The authorities should do well to provide toilets and enhance environmental sanitation
The urge to ease oneself most often comes without much warning. When such an urge arises, it should be conveniently responded to. At present, that is not readily available in most Nigerian cities. The embarrassment that this could cause is better imagined than experienced. That is why the provision of public toilets and conveniences is an imperative in a modern society, not the least one wooing investors and tourists. Otherwise, where would a person, outside home, who suddenly feels the need to either pass urine or stool, ease themselves without debasing their human dignity?
As the world marks the 2022 Toilet Day tomorrow, the United Nations charge “everyone must have access to a toilet connected to a sanitary system that effectively removes and treats human waste” should be a clarion call in Nigeria.
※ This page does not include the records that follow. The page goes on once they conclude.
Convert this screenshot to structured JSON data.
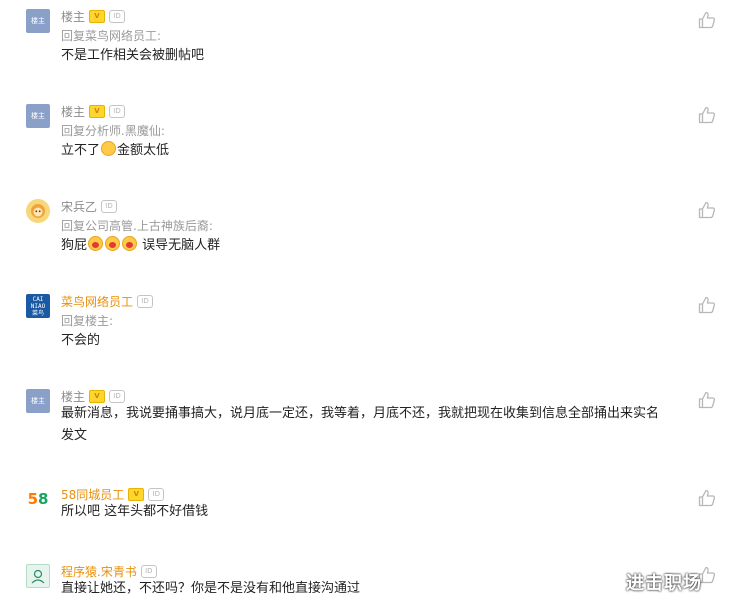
{
  "comments": [
    {
      "user": "楼主",
      "reply_to": "回复菜鸟网络员工:",
      "text": "不是工作相关会被删帖吧",
      "avatar_text": "楼主",
      "has_v": true
    },
    {
      "user": "楼主",
      "reply_to": "回复分析师.黑魔仙:",
      "text_before": "立不了",
      "text_after": "金额太低",
      "avatar_text": "楼主",
      "has_v": true
    },
    {
      "user": "宋兵乙",
      "reply_to": "回复公司高管.上古神族后裔:",
      "text_before": "狗屁",
      "text_after": " 误导无脑人群",
      "has_v": false
    },
    {
      "user": "菜鸟网络员工",
      "reply_to": "回复楼主:",
      "text": "不会的",
      "avatar_lines": [
        "CAI",
        "NIAO",
        "菜鸟"
      ],
      "has_v": false
    },
    {
      "user": "楼主",
      "text": "最新消息，我说要捅事搞大，说月底一定还，我等着，月底不还，我就把现在收集到信息全部捅出来实名发文",
      "avatar_text": "楼主",
      "has_v": true
    },
    {
      "user": "58同城员工",
      "text": "所以吧 这年头都不好借钱",
      "has_v": true
    },
    {
      "user": "程序猿.宋青书",
      "text": "直接让她还，不还吗？你是不是没有和他直接沟通过",
      "has_v": false
    }
  ],
  "badges": {
    "v": "V",
    "id": "ID"
  },
  "icons": {
    "like": "thumbs-up-icon"
  },
  "colors": {
    "orange_name": "#e8900c",
    "gray_name": "#8c8c8c"
  },
  "watermark": "进击职场"
}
It is a common sight in many of our towns and cities to find people urinating or defecating either on the roadside or in seemingly obscure corners, sometimes in the full glare of passers-by. Since people who are hard-pressed in the public often have to ease themselves in the most inappropriate places, the health hazards posed by this repugnant habit cannot be over-emphasised.
This culture is more noticeable at motor-parks, public schools, markets, bus and train terminals, and public squares where there are either no toilets or poorly kept ones. Even some of the nation’s airports have no functional toilets. Where such facilities exist, they are poorly maintained. It is amazing how authorities at all levels should ignore such basic needs as toilets. Available statistics from the United Nations International Children’s Fund (UNICEF) reveal that there has been limited progress in the fight against open defecation in Nigeria.
What saddens is that the entire country is fast becoming one huge field, where people defecate, without shame, and without putting into consideration the impact of their action on the health of others. In many rural communities, people still build houses without provision for toilets, or as the case may be, latrines where waste can be emptied without others coming in contact with it. In the urban centres, the issue is pervasive. And experts have consistently warned that when large numbers of people are defecating outdoors, it’s extremely difficult to avoid ingesting human waste, either through food or water contamination or because it has been spread by flies and dust.
Agreed that the government may not be able to provide every facility needed in a city, it must however create the enabling environment to encourage the private sector to do so.
Besides, government at all levels must initiate and sustain a re-orientation campaign to educate and enlighten the people on the need for observance of basic hygiene in our communities or cities. It is the loss of this once cherished culture of cleanliness that has today made certain public places a no-go. Schools, churches, mosques and other agents of socialisation should also join in the campaign for provision of public toilets.
Against the background of reports that majority of the public facilities in Nigeria either do not have toilets or they are broken, this emblem of shame deserves urgent attention. As the world therefore marks the 2022 toilet day, the authorities must work towards removing this social impedimentin our country.